FDA Comment Number : EC1837
Submitter : Ms. Margaret Russell Date & Time: 10/31/2005 03:10:36
Organization : Ms. Margaret Russell
Category : Individual Consumer
Issue Areas/Comments
A. Should FDA initiate a rulemaking to codify its interpretation of section 503(b) of the action regarding when an active ingredient can be simultaneously marketed in both prescription drug product and an OTC drug product?
Please approve OTC sales of emergency contraception.
B. Is there significant confusion regarding FDA's interpretation of section 503(b) of the act?
The only confusion is why on earth approval for all women, regardless of age, in need of emergency contraception was not granted earlier.
C. If so, would a rulemaking on this issue help dispet that confusion?
The proposed rule only serves to delay what should be swift approval.
A. If FDA limited sale of an OTC product to a particular subpopulation, e.g., by making the product available to the subpopulation by prescription only, would FDA be able to enforce such a limitation as a matter of law?
Age limitations on alcohol are already in place and to some extent enforceable and enforced. However, by making access to emergency pregnancy prevention unavialable to women of any age who are in current and immediate need is absurd. Studies have shown it to be safe and effective, it is now the FDA's job to make it available.
B. If it could, would it be able to do so as practical matter and, if so, how?

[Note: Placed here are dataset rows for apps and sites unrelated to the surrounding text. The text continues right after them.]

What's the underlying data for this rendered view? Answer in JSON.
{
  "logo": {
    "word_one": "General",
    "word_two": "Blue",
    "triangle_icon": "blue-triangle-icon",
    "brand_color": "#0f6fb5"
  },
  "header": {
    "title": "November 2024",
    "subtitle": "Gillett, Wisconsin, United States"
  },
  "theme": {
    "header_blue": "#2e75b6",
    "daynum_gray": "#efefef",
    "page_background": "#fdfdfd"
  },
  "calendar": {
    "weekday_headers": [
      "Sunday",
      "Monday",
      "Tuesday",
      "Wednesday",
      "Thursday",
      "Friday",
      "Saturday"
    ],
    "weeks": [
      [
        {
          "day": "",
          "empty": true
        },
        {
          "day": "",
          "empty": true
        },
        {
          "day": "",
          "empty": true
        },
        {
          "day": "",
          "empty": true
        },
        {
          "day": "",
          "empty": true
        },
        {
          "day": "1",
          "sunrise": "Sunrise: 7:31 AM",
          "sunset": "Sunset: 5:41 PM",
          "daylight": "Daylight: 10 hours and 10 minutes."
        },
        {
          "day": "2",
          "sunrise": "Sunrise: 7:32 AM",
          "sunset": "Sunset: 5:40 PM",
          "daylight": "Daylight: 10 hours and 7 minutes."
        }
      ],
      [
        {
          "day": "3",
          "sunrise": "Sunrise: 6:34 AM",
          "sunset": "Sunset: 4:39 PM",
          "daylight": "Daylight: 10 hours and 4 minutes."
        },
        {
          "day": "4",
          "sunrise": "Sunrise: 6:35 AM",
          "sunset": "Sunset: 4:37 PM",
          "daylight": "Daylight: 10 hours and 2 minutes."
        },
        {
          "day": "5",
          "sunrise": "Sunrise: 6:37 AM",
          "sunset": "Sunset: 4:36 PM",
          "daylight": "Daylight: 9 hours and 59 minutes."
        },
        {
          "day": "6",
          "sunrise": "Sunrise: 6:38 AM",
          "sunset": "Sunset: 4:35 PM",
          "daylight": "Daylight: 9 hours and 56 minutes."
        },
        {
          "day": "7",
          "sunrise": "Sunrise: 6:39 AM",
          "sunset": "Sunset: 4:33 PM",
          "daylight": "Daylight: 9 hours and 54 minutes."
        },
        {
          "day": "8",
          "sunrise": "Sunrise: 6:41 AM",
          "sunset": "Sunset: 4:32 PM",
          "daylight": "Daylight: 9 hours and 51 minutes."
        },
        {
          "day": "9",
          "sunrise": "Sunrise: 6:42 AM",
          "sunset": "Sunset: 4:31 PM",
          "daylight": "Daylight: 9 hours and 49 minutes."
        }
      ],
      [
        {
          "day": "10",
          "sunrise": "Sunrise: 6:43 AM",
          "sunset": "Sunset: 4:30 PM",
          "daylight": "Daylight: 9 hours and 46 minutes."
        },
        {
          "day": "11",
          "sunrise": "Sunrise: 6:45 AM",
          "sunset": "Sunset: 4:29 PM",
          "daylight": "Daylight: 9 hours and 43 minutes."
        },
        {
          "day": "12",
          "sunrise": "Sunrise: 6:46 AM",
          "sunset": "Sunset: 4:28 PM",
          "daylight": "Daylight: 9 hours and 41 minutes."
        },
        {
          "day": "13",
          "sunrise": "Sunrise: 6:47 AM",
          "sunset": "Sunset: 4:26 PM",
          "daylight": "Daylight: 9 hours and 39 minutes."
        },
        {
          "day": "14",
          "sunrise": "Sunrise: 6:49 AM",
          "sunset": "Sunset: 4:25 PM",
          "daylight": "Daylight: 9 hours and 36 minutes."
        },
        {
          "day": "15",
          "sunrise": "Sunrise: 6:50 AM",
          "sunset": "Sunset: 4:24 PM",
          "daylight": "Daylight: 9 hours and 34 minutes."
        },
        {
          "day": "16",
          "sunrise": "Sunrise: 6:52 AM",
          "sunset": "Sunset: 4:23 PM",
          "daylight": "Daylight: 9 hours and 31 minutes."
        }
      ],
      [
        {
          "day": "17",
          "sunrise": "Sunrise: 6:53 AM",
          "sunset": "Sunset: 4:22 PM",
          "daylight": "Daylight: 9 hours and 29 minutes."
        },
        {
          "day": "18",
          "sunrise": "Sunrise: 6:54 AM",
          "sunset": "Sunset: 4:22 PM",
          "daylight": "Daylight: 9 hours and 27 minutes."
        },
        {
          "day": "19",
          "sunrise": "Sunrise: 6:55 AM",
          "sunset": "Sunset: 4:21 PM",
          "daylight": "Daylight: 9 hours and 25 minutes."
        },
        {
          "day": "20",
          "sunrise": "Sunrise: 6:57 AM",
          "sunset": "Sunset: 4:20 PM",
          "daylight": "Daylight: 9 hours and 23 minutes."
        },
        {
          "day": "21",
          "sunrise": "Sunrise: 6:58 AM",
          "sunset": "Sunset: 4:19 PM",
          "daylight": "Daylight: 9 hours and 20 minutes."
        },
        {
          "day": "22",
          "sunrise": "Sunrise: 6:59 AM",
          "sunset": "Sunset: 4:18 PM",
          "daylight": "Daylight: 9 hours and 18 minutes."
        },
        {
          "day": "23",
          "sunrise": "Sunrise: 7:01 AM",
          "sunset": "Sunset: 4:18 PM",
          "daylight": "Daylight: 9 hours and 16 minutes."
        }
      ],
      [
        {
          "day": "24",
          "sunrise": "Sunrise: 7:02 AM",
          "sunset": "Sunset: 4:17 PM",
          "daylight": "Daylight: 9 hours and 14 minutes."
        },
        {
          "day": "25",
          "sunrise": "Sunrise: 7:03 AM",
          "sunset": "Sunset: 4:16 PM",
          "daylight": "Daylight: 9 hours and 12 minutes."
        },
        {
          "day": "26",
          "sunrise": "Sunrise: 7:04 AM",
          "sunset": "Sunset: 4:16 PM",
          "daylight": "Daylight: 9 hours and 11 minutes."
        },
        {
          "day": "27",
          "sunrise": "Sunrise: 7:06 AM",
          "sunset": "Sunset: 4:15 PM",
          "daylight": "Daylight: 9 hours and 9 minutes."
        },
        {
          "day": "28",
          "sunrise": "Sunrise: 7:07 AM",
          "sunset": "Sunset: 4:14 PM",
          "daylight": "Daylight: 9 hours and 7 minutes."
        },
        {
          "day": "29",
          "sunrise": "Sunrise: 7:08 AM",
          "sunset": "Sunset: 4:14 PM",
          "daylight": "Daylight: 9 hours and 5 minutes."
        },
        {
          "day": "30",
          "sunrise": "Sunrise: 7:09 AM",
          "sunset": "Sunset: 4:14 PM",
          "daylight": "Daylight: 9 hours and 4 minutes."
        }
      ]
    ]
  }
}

It is neither practical nor desirable to deny contraception based on the age of a woman who is in immediate danger of becomming pregnant when she does not want to be. Requiring proof of age ID for alcohol or tobacco is a minor inconvenience. To determine if one is old enough to not be pregnant is absurdity and cruelty.
A. Assuming it is legal to market the same active ingredient in both a prescription and OTC product, may the different products be legally sold in the same package?
Different packaging would seem decidedly unnecessary if the only difference between the products is the age of the recipient. The product, instructions, and use would remain the same. Different packaging would put a false limit on the supply available for each age group. Further, packaging would not be a problem if a prescription was unnecessary and the product availalbe as needed.
B. If the two products may be lawfully sold in a single package, under what circumstances would it be inappropriate to do so?
OTC emergency contraception should be widely and easily available to all women in the USA. It has been shown to be safe, effective, and provide protection to those who are most at risk for unwanted pregnancy. There is no value in denying acces to emergency contraception to young women, and there are many health reasons why those young women are best served by preventing pregnancy. Please make emergency contraception available to all women regardless of age, free of restriction, and widely available.